78 women in the combined hormone therapy group who had received a diagnosis of lung cancer died during follow-up, compared with 49 in the placebo group (0·12% vs 0·08%; HR 1·50, 1·05—2·14, p=0·03). Of these deaths, 73 (94%) in the combined hormone therapy group and 40 (82%) in the placebo group were directly attributed to lung cancer by chart review (HR 1·71, 1·16—2·52, p=0·01).
The impact of the study is limited, as the authors acknowledge, because of the unplanned post-hoc analysis (a statistically weak method), and because of the small number of lung cancers in the population (fewer thank 130 out of more than 16,000 women studied) and the absence of information on treatment after diagnosis.
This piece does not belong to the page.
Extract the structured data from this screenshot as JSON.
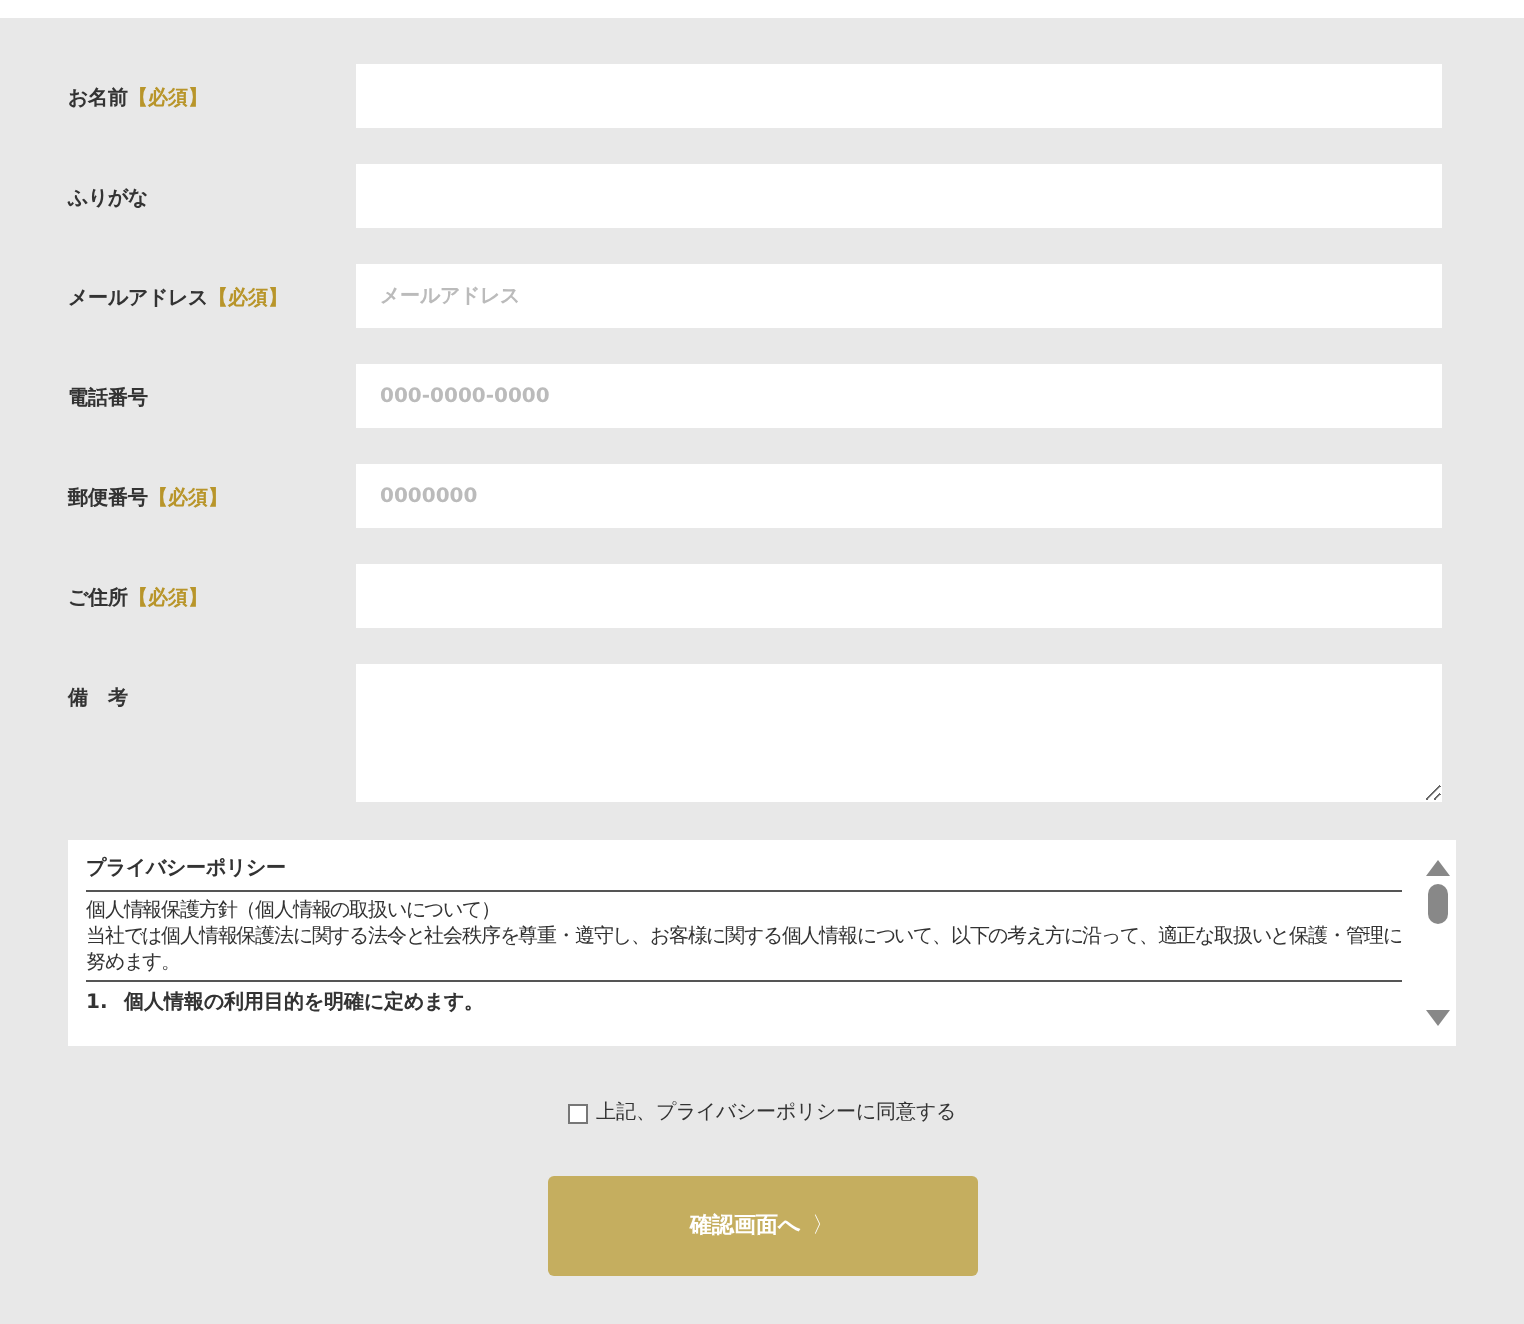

An accompanying commentary in the journal explains that “data on the effect of oestrogens on both the incidence of lung cancer and outcomes from lung cancer are controversial,” with conflicting findings and limited study designs.
Due to its limitations, the new Lancet paper does not provide strong evidence on whether hormone replacement therapy significantly raises the risk of death from lung cancer, but it may encourage future research and suggest something that should, as the authors conclude, “be considered before the initiation or continuation of combined hormone therapy in postmenopausal women, especially those with a high risk of lung cancer, such as current smokers or long-term past smokers.”
Related: The National Cancer Institute provides information on hormone replacement therapy and risks for breast, ovarian, colorectal, and endometrial cancer and related issues here.